> _Provided information_
:::

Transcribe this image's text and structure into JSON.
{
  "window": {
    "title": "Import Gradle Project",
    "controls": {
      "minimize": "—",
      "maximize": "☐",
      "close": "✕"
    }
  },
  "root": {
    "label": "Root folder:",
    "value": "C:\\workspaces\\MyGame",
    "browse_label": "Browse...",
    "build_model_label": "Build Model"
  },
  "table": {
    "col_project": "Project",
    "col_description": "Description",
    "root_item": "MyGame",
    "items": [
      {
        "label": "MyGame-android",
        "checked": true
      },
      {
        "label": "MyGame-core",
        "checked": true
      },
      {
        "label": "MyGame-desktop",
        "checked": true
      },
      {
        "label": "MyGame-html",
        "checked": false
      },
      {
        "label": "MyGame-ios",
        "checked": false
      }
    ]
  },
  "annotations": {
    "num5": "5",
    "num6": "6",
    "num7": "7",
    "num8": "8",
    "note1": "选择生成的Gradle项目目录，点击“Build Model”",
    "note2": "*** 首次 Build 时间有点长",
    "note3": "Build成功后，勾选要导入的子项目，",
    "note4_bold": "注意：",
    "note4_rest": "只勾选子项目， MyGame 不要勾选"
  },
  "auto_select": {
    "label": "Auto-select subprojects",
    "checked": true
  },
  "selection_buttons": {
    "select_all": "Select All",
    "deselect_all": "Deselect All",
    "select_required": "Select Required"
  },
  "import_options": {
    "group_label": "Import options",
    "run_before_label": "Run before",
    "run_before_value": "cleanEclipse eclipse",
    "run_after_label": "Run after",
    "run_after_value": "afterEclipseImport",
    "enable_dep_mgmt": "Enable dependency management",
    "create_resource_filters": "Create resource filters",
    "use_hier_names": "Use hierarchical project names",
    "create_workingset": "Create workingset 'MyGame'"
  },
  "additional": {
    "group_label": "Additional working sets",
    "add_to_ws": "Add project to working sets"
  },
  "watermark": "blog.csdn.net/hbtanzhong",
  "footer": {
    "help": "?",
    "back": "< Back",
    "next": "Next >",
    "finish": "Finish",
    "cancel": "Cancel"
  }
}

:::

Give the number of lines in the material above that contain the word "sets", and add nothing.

> _Answer to the problem_
2